2012 Interdisciplinary Research Trip
On April 30, 2012 a team of professors from GVSU traveled to Haiti to research water and the cultural aspects of water interventions in Haiti. This research was funded by the GVSU Center for Scholarly Excellence. We received additional support from Padnos International Center (PIC) and the College of Liberal Arts and Sciences (CLAS).

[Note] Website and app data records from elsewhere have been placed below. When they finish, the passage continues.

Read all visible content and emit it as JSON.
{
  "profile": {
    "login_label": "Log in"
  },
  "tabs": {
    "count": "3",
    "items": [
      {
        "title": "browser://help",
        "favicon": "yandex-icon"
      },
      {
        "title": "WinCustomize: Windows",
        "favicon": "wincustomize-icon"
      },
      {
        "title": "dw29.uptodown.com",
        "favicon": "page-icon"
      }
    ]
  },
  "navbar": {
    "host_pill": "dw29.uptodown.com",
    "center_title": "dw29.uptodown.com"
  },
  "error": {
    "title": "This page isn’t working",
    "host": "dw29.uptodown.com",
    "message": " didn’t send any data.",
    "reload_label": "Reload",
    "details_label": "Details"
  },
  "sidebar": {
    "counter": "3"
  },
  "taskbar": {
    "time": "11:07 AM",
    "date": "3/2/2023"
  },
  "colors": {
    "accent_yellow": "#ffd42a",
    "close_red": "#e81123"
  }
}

The primary aim of this study is to better understand the interactions between cultural perceptions regarding water, water quality data, and water consumption. The interdisciplinary approach effectively combines and synthesizes these data to understand behaviors and practices regarding water in Haiti. The study will provide actionable data and recommendations to governments and NGOs in Haiti, and other underdeveloped countries, to reduce illness and mortality resulting from the consumption of unsafe water. Study findings and publications will make water systems in underdeveloped countries more resilient and sustainable, and provide guidance to policy makers.

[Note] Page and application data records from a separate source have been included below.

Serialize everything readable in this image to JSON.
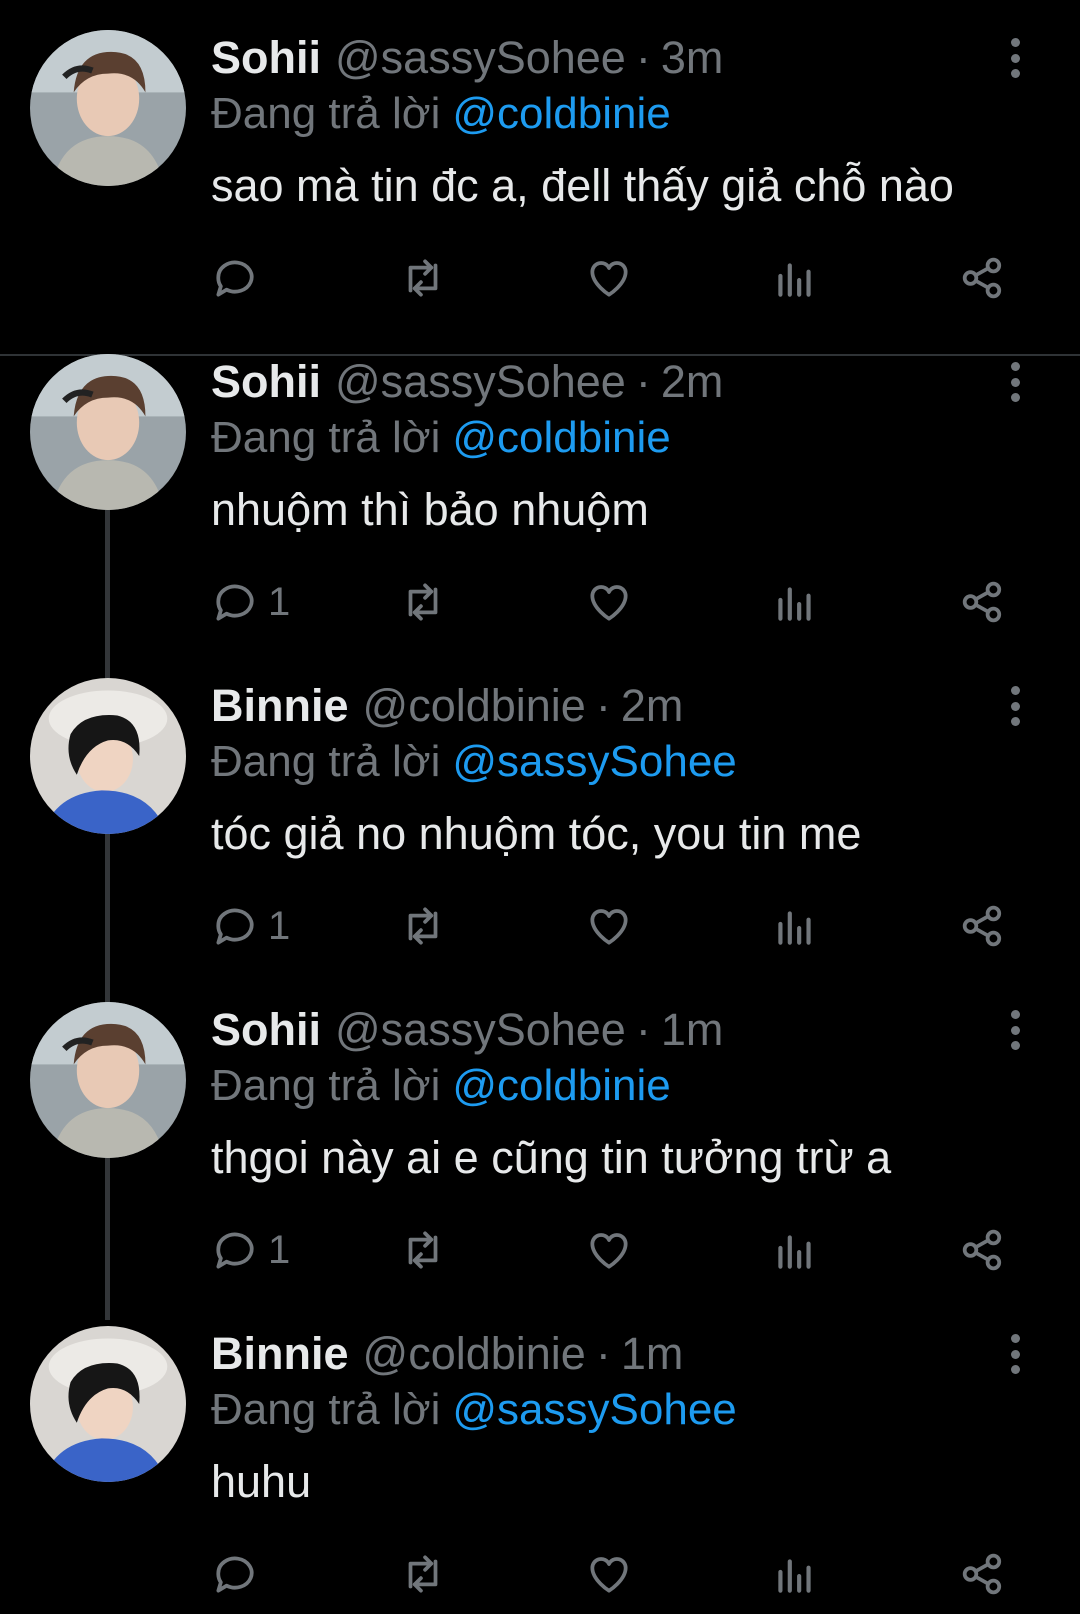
{
  "reply_prefix": "Đang trả lời",
  "colors": {
    "background": "#000000",
    "primary_text": "#e7e9ea",
    "secondary_text": "#71767b",
    "link": "#1d9bf0",
    "divider": "#2f3336"
  },
  "icons": {
    "reply": "speech-bubble-icon",
    "retweet": "retweet-icon",
    "like": "heart-icon",
    "views": "bar-chart-icon",
    "share": "share-icon",
    "more": "vertical-ellipsis-icon"
  },
  "tweets": [
    {
      "name": "Sohii",
      "handle": "@sassySohee",
      "time": "3m",
      "reply_to": "@coldbinie",
      "text": "sao mà tin đc a, đell thấy giả chỗ nào",
      "reply_count": ""
    },
    {
      "name": "Sohii",
      "handle": "@sassySohee",
      "time": "2m",
      "reply_to": "@coldbinie",
      "text": "nhuộm thì bảo nhuộm",
      "reply_count": "1"
    },
    {
      "name": "Binnie",
      "handle": "@coldbinie",
      "time": "2m",
      "reply_to": "@sassySohee",
      "text": "tóc giả no nhuộm tóc, you tin me",
      "reply_count": "1"
    },
    {
      "name": "Sohii",
      "handle": "@sassySohee",
      "time": "1m",
      "reply_to": "@coldbinie",
      "text": "thgoi này ai e cũng tin tưởng trừ a",
      "reply_count": "1"
    },
    {
      "name": "Binnie",
      "handle": "@coldbinie",
      "time": "1m",
      "reply_to": "@sassySohee",
      "text": "huhu",
      "reply_count": ""
    }
  ]
}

Here is the abstract of our grant:
"This project will use interdisciplinary methods to assess cultural factors that influence water use behavior and perceptions in Haiti. Socioeconomic, geologic, public health, and cultural factors that influence drinking water quality are interrelated in a complex manner that can make sustainable water quality interventions problematic. Currently, most water quality interventions and water resource studies lack cultural and ethnographic context. Participant observation, intensive ethnographic survey, and Focus Group Discussion will be used to collect qualitative and quantitative ethnographic data. In addition, samples of surface and groundwater sources will be collected and analyzed for enteric bacteria and other water quality parameters such as turbidity and conductivity. Anticipated outcomes of this research will be: 1) expanded use and integration of ethnographic methods to understand water resources in Haiti; 2) a better understanding of local water contaminant levels; 3) qualitative and quantitative data about public perceptions and socioeconomic factors that influence water contamination and consumption; 4) strategies and recommendations for providing a safe and sustainable water supply Haiti and other underdeveloped countries. Study results will be shared with NGOs in Haiti, and other underdeveloped countries, so that culturally sustainable water interventions can be planned and implemented."
You can see photos of the trip here.

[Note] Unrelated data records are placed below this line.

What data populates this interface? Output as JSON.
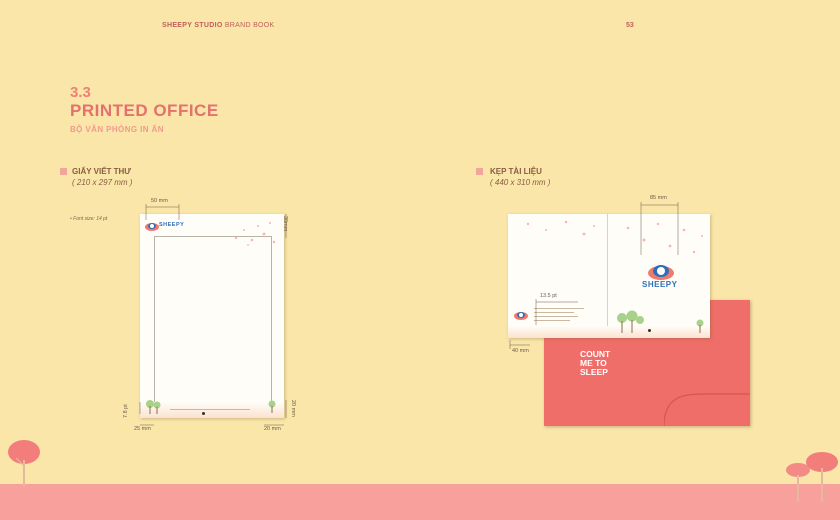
{
  "header": {
    "brand": "SHEEPY STUDIO",
    "book": "BRAND BOOK",
    "page_number": "53"
  },
  "section": {
    "number": "3.3",
    "title": "PRINTED OFFICE",
    "subtitle": "BỘ VĂN PHÒNG IN ẤN"
  },
  "letterhead": {
    "title": "GIẤY VIẾT THƯ",
    "size": "( 210 x 297 mm )",
    "note": "• Font size: 14 pt",
    "logo_text": "SHEEPY",
    "dims": {
      "top_logo": "50 mm",
      "top_right": "30mm",
      "bottom_left_pt": "7.8 pt",
      "bottom_right": "20 mm",
      "left_bottom": "25 mm",
      "right_bottom": "20 mm"
    }
  },
  "folder": {
    "title": "KẸP TÀI LIỆU",
    "size": "( 440 x 310 mm )",
    "logo_text": "SHEEPY",
    "back_text": [
      "COUNT",
      "ME TO",
      "SLEEP"
    ],
    "dims": {
      "top": "85 mm",
      "contact": "13.5 pt",
      "left": "40 mm"
    }
  },
  "colors": {
    "background": "#f9e6a8",
    "accent": "#e4716d",
    "folder_back": "#ef6e69",
    "ground": "#f7a09c",
    "logo_blue": "#2f6fb8"
  }
}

The first paper to be published based on this work was just made available on-line by the International Journal of Health Geographic.